Groundbreaking scientific research project at Snaizeholme will tackle the impacts of extreme weather - The Woodland Trust

people standing in wet weather gear near scientific instruments in the rain
A team of top scientists will collect data and brave the harsh weather conditions of Snaizeholme (Mark Bickerdike)

One of the biggest pieces of scientific research ever undertaken in the English uplands will tackle the impacts of extreme weather.

New pioneering research will for the first time monitor how the creation of England’s biggest new native woodland could help stave off the worst effects of climate change, such as flooding.

Earlier this year, the Woodland Trust started work at Snaizeholme near Hawes, not only creating one of the largest contiguous new native woodlands in England, but also signalling the start of complex yet vital scientific research.

Over the course of the next 20 years or more, a team of world-leading scientists from the University of York and the University of Leeds will brave the site’s harsh weather conditions – which include 200cm of rainfall a year, making it the wettest place in Yorkshire - to collect detailed data. This will measure rainfall, soil properties and streamflow and track changes over time. This will help the scientists to understand, among many other things, how the flood mitigation benefits of new woodlands develop as the trees grow.

Already on site, scientists are using specialist equipment such as soil moisture and temperature sensors, weather stations and state of the art “lightning detectors” to measure extreme weather events.

The results of this research have the potential to directly help us adapt to the impacts of climate change by increasing our understanding of how trees can reduce flooding risk, capture and store carbon, and provide vital habitat for nature recovery across UK uplands.

Dr. John Crawford, Conservation Evidence Officer for the Woodland Trust, said: “We know mature woodlands deliver a range of important benefits: they provide a home for nature, lock away carbon to fight climate change, and slow the flow of water helping to reduce downstream flooding. Less is known about new woodlands. Working together with world-leading researchers will allow us to take detailed measurements of how biodiversity and ecosystem functions change as the trees grow and the woodlands mature. The research has the power to be a game changer when it comes to how such a new site can combat the extreme effects of climate change. ”

More on:

Posted On: 17/11/2023

Built by Jack Barber in Whitby, North Yorkshire.
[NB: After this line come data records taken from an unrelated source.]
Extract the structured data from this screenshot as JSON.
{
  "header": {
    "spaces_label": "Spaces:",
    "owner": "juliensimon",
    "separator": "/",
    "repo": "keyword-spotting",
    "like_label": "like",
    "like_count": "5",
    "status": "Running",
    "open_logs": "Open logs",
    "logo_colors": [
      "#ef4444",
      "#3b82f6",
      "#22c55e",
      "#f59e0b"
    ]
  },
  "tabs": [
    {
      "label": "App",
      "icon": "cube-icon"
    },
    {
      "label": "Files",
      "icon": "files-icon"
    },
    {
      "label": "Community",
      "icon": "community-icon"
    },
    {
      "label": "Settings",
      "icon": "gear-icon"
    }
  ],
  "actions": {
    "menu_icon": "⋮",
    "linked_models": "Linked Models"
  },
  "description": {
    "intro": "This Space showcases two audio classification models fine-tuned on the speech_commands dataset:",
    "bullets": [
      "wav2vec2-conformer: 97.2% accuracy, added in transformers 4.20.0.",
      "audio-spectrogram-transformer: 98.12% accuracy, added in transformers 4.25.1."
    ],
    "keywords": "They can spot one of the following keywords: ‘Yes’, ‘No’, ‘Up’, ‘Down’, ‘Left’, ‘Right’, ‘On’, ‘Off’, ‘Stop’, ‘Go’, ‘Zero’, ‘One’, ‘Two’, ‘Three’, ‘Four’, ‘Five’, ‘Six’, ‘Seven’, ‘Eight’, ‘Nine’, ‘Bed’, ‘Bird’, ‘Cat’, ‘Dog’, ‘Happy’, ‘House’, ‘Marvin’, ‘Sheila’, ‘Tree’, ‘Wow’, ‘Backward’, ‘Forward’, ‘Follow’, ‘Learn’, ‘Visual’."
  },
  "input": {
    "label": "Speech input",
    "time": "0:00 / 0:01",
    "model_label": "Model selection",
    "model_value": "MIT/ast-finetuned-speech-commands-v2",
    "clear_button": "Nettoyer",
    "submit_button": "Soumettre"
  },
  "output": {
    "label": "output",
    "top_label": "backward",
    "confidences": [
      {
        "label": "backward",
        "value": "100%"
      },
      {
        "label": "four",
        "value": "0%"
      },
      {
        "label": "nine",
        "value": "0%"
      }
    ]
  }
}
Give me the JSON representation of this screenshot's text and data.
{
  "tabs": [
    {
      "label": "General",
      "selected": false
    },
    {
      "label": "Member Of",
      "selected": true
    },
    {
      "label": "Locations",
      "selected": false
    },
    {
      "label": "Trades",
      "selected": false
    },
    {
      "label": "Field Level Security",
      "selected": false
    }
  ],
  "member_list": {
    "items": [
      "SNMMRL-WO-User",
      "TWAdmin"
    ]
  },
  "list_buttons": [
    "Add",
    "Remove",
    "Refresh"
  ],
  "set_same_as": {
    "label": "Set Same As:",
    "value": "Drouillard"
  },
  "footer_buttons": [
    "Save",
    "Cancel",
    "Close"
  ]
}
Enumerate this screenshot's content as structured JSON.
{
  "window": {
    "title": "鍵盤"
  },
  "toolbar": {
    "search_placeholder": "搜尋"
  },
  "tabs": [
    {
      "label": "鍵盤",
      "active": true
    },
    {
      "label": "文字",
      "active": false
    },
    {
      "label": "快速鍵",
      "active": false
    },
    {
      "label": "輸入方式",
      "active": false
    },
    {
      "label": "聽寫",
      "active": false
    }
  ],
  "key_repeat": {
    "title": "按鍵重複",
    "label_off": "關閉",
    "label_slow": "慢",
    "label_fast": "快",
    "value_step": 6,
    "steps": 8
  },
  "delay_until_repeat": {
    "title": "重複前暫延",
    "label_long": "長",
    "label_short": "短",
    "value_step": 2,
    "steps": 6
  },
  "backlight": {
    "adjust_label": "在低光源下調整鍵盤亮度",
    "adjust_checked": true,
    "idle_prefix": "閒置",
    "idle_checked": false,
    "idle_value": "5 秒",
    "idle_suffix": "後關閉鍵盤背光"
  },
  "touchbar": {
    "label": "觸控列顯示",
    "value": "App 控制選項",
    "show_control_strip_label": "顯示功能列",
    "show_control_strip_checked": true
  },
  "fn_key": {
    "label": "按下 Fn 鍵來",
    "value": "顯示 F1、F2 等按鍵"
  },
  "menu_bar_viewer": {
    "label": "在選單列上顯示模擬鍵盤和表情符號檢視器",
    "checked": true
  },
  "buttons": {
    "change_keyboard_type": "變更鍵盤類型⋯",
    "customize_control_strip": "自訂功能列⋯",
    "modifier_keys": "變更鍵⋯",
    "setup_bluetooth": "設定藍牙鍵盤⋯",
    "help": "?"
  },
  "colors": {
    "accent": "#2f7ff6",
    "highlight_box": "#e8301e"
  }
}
Visit Herbal Apothecary for herbal practitioner supplies, Sweet Cecily's for natural skincare, BeeVital for propolis health supplements and Future Health Store for whole foods, health supplements, natural & ethical gifts.